Take each line of the records below that contains the string "Terreno" and copy it.

> Dataset extract:
━━━━━━━━

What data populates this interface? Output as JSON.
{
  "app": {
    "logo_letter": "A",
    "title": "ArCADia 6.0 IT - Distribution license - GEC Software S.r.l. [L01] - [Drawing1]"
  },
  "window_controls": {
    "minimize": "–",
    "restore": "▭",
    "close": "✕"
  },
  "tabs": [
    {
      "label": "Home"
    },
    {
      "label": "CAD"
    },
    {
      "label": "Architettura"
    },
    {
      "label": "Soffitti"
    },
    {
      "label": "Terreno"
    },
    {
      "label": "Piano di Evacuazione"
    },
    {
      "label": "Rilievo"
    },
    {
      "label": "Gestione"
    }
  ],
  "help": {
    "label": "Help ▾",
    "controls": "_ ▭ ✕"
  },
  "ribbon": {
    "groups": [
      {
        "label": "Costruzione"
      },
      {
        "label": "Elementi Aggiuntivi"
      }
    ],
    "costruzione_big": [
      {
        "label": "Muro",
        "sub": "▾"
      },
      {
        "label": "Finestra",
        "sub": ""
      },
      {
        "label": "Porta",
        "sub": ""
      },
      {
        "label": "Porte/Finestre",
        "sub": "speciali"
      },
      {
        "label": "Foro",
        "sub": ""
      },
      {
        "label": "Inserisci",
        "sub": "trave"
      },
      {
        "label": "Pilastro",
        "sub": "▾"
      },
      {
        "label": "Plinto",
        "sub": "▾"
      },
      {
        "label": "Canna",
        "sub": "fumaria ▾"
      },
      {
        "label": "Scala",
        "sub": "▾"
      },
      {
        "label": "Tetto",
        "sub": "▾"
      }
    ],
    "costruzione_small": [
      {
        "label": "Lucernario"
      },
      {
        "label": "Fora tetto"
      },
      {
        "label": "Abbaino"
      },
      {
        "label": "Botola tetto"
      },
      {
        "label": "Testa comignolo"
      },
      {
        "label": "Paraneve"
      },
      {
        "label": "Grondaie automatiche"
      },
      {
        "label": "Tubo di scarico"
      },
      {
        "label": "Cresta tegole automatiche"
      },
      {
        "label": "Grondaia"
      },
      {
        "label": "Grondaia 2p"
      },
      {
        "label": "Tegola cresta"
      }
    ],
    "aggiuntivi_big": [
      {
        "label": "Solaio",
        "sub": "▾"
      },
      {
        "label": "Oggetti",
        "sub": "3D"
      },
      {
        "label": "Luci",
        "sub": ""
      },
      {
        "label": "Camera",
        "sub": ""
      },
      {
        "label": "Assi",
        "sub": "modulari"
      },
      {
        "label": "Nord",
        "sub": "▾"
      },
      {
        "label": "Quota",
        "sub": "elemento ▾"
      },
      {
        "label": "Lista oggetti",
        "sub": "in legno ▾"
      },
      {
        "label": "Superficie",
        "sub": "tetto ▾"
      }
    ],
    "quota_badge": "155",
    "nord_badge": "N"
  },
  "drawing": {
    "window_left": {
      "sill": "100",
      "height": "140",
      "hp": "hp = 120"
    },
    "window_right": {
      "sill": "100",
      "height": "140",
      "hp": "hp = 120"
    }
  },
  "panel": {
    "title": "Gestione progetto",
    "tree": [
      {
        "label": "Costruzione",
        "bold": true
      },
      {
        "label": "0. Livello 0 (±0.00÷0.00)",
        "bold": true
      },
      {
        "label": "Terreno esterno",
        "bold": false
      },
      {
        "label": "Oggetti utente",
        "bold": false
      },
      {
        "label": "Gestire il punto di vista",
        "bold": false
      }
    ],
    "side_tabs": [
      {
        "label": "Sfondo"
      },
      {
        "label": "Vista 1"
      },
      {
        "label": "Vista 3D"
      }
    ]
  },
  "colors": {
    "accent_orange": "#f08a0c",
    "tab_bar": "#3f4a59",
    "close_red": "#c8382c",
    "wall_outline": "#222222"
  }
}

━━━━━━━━

> Result of the exercise:
      "label": "Terreno"
        "label": "Terreno esterno",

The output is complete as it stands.